Big Upside Potential in Coal Stocks
Andrés is a member of The Motley Fool Blog Network -- entries represent the personal opinion of the blogger and are not formally edited.
The coal sector has been beaten and bruised over the last years. Companies like Peabody Energy (NYSE: BTU), Alpha Natural Resources (NYSE: ANR) and Arch Coal (NYSE: ACI) are trading at historically low prices, even below levels observed during the financial crisis. The sector is volatile and quite risky, but things may be starting to turn around, and coal stocks have some very exciting upside potential.
Coal competes against natural gas as an energy source for utilities and other business, so cheap and abundant gas is a problem for coal prices and the companies which produce it. This has clearly affected the sector over the last years, and the natural gas revolution will be an important headwind for coal consumption in the US in the middle and long term.
The US will have plenty of cheap energy available thanks to the natural gas boom, and this means that some of this energy will be exported. But when it comes to energy exports, coal should be the primary beneficiary, since it’s much more easily exportable than gas.
Besides, demand for coal is still strong in other countries. Electricity production in emerging markets like India and China is heavily focused towards coal because the fuel is abundant, cheap, and not controlled by cartels like OPEC. Carbon emissions could be a problem since coal is a dirty source of energy, but these countries are clearly prioritizing economic growth and energy supply over environmental considerations.
Nearly 500,000 megawatts of new coal-fired electric generation capacity came online in China between 2000 and 2011. And the U.S. Department of Energy estimates that between 2013 and 2016 another 315,000 megawatts of addition coal-fired capacity will likely be built in the Asian giant.
In 2011, four Asian countries — China, Japan, South Korea, and India — made up more than a quarter of U.S. coal exports. And coal consumption in the region is expected to double by 2020, which bodes very well for US exporters.
Sales to Europe have also been very strong lately, natural gas in the old continent is generally sold on contracts linked to the price of oil, which is still relatively strong, and this makes gas more expensive as a source of power than cheap US coal. Cash strapped European countries are also prioritizing cheap energy over environmental concerns.
The Energy Information Administration estimates that the US is on track to achieve record coal exports in 2012 with 125 million tons for the year, surpassing the previous all-time high set in 1981. Coal exports are booming, and the fundamentals for that industry over the following years look very promising.

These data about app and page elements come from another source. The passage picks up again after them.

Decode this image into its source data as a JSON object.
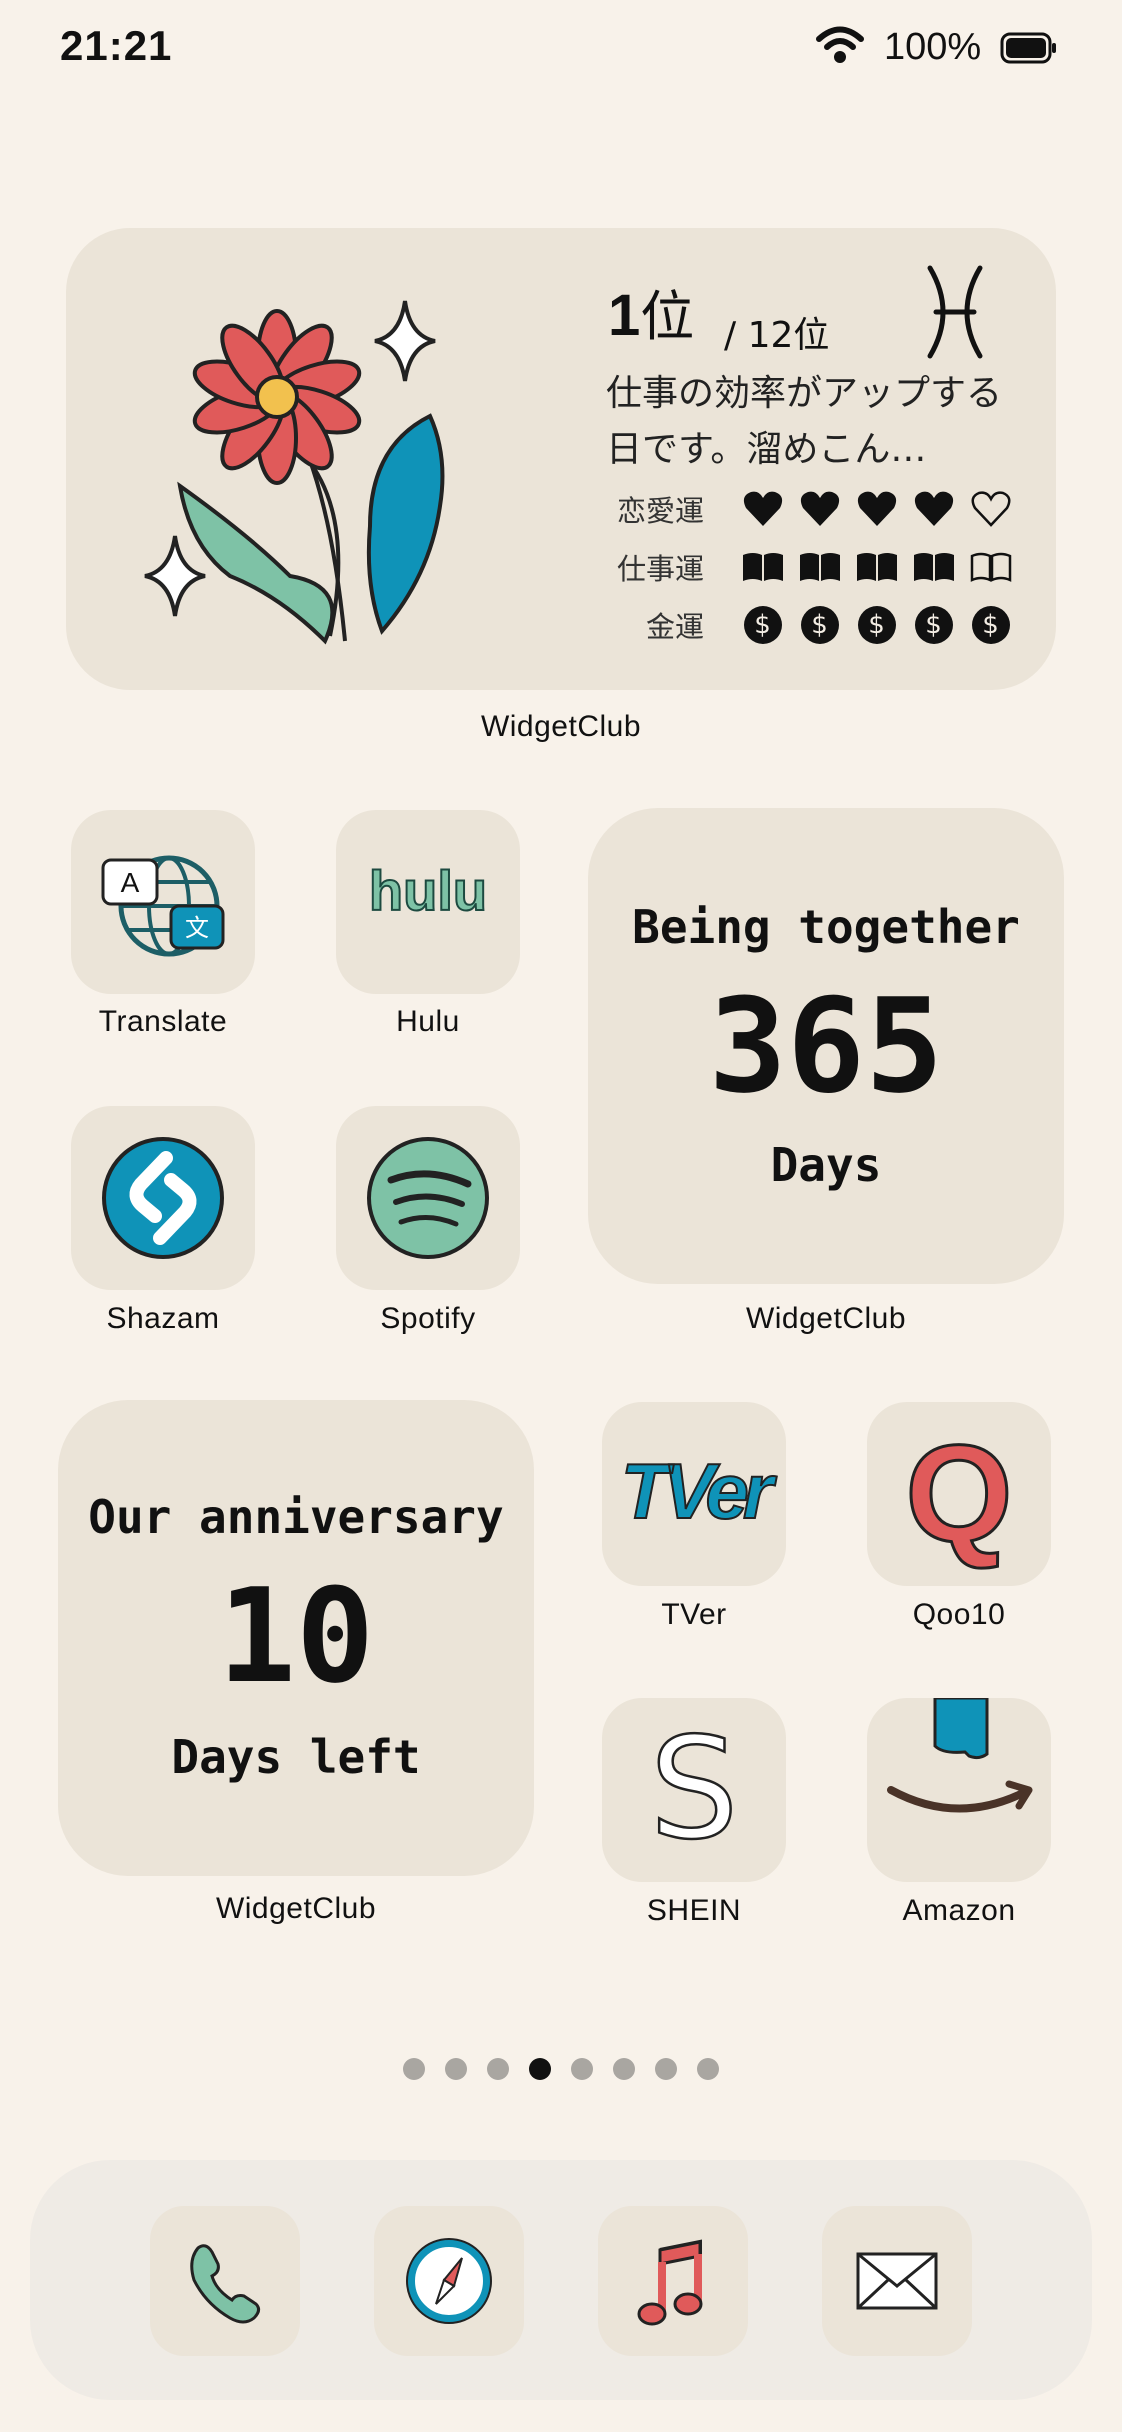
{
  "status_bar": {
    "time": "21:21",
    "battery": "100%"
  },
  "horoscope_widget": {
    "rank": "1",
    "rank_suffix": "位",
    "total": "/ 12位",
    "sign_symbol": "♓",
    "message": "仕事の効率がアップする日です。溜めこん…",
    "rows": [
      {
        "label": "恋愛運",
        "score": 4,
        "max": 5,
        "icon": "heart"
      },
      {
        "label": "仕事運",
        "score": 4,
        "max": 5,
        "icon": "book"
      },
      {
        "label": "金運",
        "score": 5,
        "max": 5,
        "icon": "coin"
      }
    ],
    "caption": "WidgetClub"
  },
  "apps": [
    {
      "name": "Translate",
      "icon": "translate-icon"
    },
    {
      "name": "Hulu",
      "icon": "hulu-icon",
      "logo_text": "hulu"
    },
    {
      "name": "Shazam",
      "icon": "shazam-icon"
    },
    {
      "name": "Spotify",
      "icon": "spotify-icon"
    },
    {
      "name": "TVer",
      "icon": "tver-icon",
      "logo_text": "TVer"
    },
    {
      "name": "Qoo10",
      "icon": "qoo10-icon",
      "logo_text": "Q"
    },
    {
      "name": "SHEIN",
      "icon": "shein-icon",
      "logo_text": "S"
    },
    {
      "name": "Amazon",
      "icon": "amazon-icon"
    }
  ],
  "together_widget": {
    "title": "Being together",
    "count": "365",
    "unit": "Days",
    "caption": "WidgetClub"
  },
  "anniversary_widget": {
    "title": "Our anniversary",
    "count": "10",
    "unit": "Days left",
    "caption": "WidgetClub"
  },
  "page_indicator": {
    "pages": 8,
    "current": 4
  },
  "dock": [
    {
      "name": "Phone",
      "icon": "phone-icon"
    },
    {
      "name": "Safari",
      "icon": "compass-icon"
    },
    {
      "name": "Music",
      "icon": "music-note-icon"
    },
    {
      "name": "Mail",
      "icon": "mail-icon"
    }
  ],
  "colors": {
    "background": "#f8f2ea",
    "tile": "#ebe4d8",
    "teal": "#0f93b8",
    "mint": "#7ec2a6",
    "red": "#e05a5a"
  }
}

International demand should help stabilizing coal prices, and this could be bullish for producers, which are trading at historically depressed prices. On the other hand, the sector still leaves much to be desired in terms of fundamental quality and financial soundness.
Alpha Natural Resources and Arch Coal have been losing money over the last years, and they would probably need a material recovery in coal prices to become profitable again. Peabody Energy has positive earnings figures, but capital allocation hasn't been very convenient lately.

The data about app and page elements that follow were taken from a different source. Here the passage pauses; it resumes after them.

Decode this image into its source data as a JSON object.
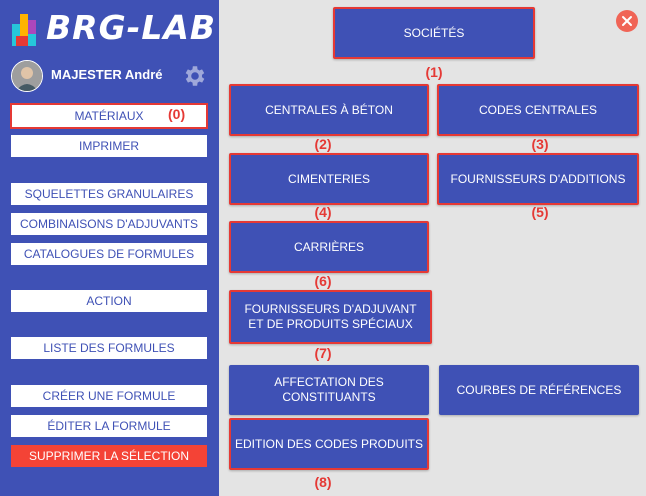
{
  "app": {
    "brand": "BRG-LAB"
  },
  "user": {
    "name": "MAJESTER André"
  },
  "colors": {
    "primary": "#3f51b5",
    "danger": "#f44336",
    "highlight": "#e53935",
    "background": "#e4e4e4"
  },
  "icons": {
    "logo": "brg-logo-icon",
    "settings": "gear-icon",
    "close": "close-icon"
  },
  "sidebar": {
    "materiaux": "MATÉRIAUX",
    "materiaux_tag": "(0)",
    "imprimer": "IMPRIMER",
    "squelettes": "SQUELETTES GRANULAIRES",
    "combinaisons": "COMBINAISONS D'ADJUVANTS",
    "catalogues": "CATALOGUES DE FORMULES",
    "action": "ACTION",
    "liste": "LISTE DES FORMULES",
    "creer": "CRÉER UNE FORMULE",
    "editer": "ÉDITER LA FORMULE",
    "supprimer": "SUPPRIMER LA SÉLECTION"
  },
  "main": {
    "societes": "SOCIÉTÉS",
    "societes_tag": "(1)",
    "centrales": "CENTRALES À BÉTON",
    "centrales_tag": "(2)",
    "codes_centrales": "CODES CENTRALES",
    "codes_centrales_tag": "(3)",
    "cimenteries": "CIMENTERIES",
    "cimenteries_tag": "(4)",
    "fournisseurs_additions": "FOURNISSEURS D'ADDITIONS",
    "fournisseurs_additions_tag": "(5)",
    "carrieres": "CARRIÈRES",
    "carrieres_tag": "(6)",
    "fournisseurs_adjuvant": "FOURNISSEURS D'ADJUVANT\nET DE PRODUITS SPÉCIAUX",
    "fournisseurs_adjuvant_tag": "(7)",
    "affectation": "AFFECTATION DES CONSTITUANTS",
    "courbes": "COURBES DE RÉFÉRENCES",
    "edition": "EDITION DES CODES PRODUITS",
    "edition_tag": "(8)"
  }
}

Peabody purchased Australian metallurgical coal producer Macarthur Coal in 2011 for an expensive valuation of AUD 4.8 billion, implying more than 30 times trailing sales. Metallurgical coal prices have been falling since then, and the acquisition has increased leverage levels at Peabody in a considerable way. Coal stocks will probably react positively to stabilizing coal prices, but the industry doesn't look very attractive in terms of profitability and fundamental strength.
Diversification could be a convenient way to reduce risks while still capturing upside potential in the coal business, and Market Vectors Coal ETF (NYSEMKT: KOL) is the most popular ETF to invest in the sector. The instrument holds around 35 coal related companies from around the world, not only coal miners, but also businesses in coal transportation and mining equipment.

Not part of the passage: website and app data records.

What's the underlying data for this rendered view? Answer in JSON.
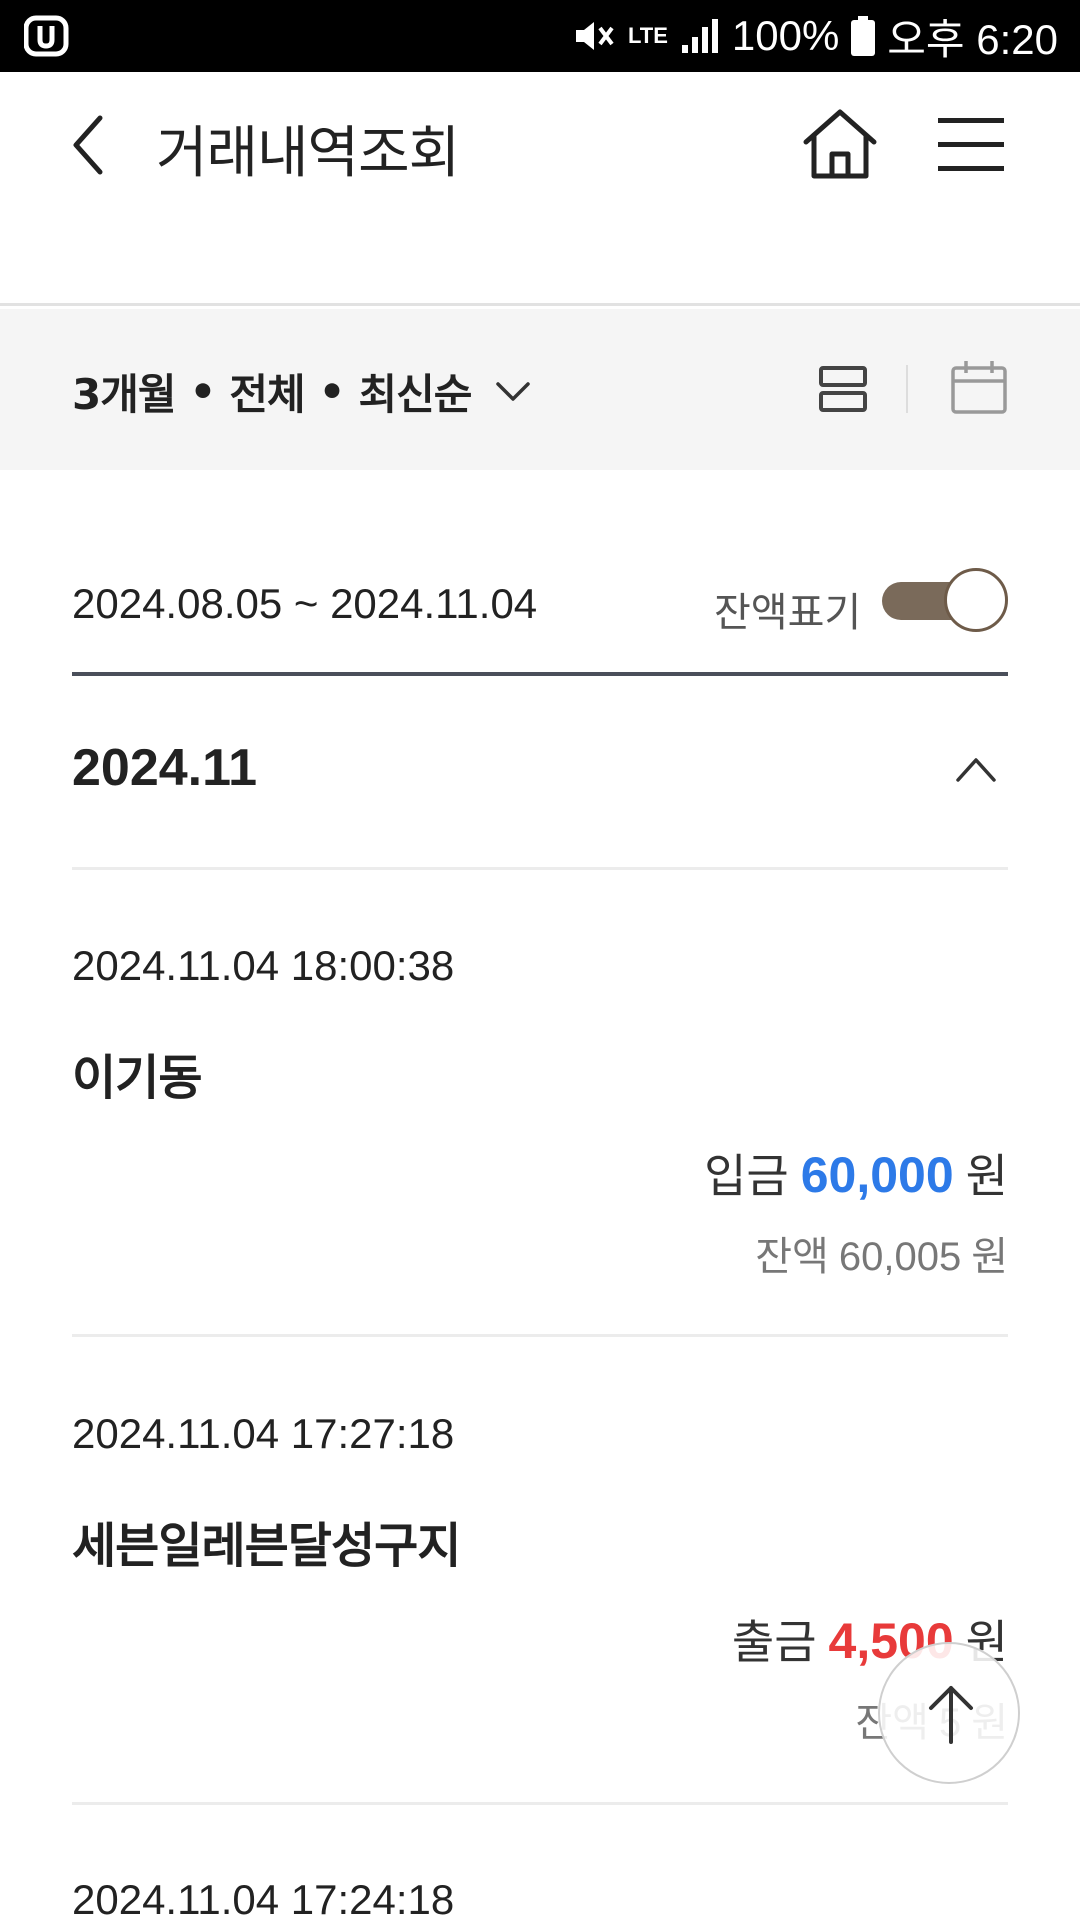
{
  "status_bar": {
    "battery": "100%",
    "time": "오후 6:20",
    "network": "LTE"
  },
  "header": {
    "title": "거래내역조회"
  },
  "filter": {
    "period": "3개월",
    "type": "전체",
    "order": "최신순",
    "dot": "•"
  },
  "range": {
    "text": "2024.08.05 ~ 2024.11.04",
    "balance_toggle_label": "잔액표기",
    "balance_toggle_on": true
  },
  "month_group": {
    "label": "2024.11"
  },
  "transactions": [
    {
      "datetime": "2024.11.04 18:00:38",
      "name": "이기동",
      "kind": "입금",
      "amount": "60,000",
      "unit": "원",
      "balance_label": "잔액",
      "balance": "60,005"
    },
    {
      "datetime": "2024.11.04 17:27:18",
      "name": "세븐일레븐달성구지",
      "kind": "출금",
      "amount": "4,500",
      "unit": "원",
      "balance_label": "잔액",
      "balance": "5"
    },
    {
      "datetime": "2024.11.04 17:24:18"
    }
  ],
  "colors": {
    "deposit": "#2d7ae8",
    "withdraw": "#e83a3a",
    "toggle": "#7a6a5a"
  }
}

Norfolk Southern (NYSE: NSC) may not be a pure coal play, but this well managed railroad makes more than 30% of revenue from coal shipments, so it stands to benefit from surging exports demand. Norfolk has operating margins in the area of 28% and a rock solid track record of cash flow generation, so the company provides an alternative of superior fundamental quality in comparison to coal producers.
And Norfolk is cheap too; the company carries a P/E ratio around 11.3 and a dividend yield of more than 3.2%. This is quite attractive for such a high quality business, especially if the company sees improving sales growth from higher coal volumes over the next quarters.
Cheap natural gas has been a problem for coal companies over the last years, and many stocks in the sector are trading at dramatically depressed levels. But the commodity is still highly demanded in other countries, and exports markets look very promising. International demand may provide the necessary fuel for a turnaround in the coal sector, and there is a lot of upside room under that scenario.
acardenal has no positions in the stocks mentioned above. The Motley Fool has no positions in the stocks mentioned above. Try any of our Foolish newsletter services free for 30 days. We Fools may not all hold the same opinions, but we all believe that considering a diverse range of insights makes us better investors. The Motley Fool has a disclosure policy. Is this post wrong? Click here. Think you can do better? Join us and write your own!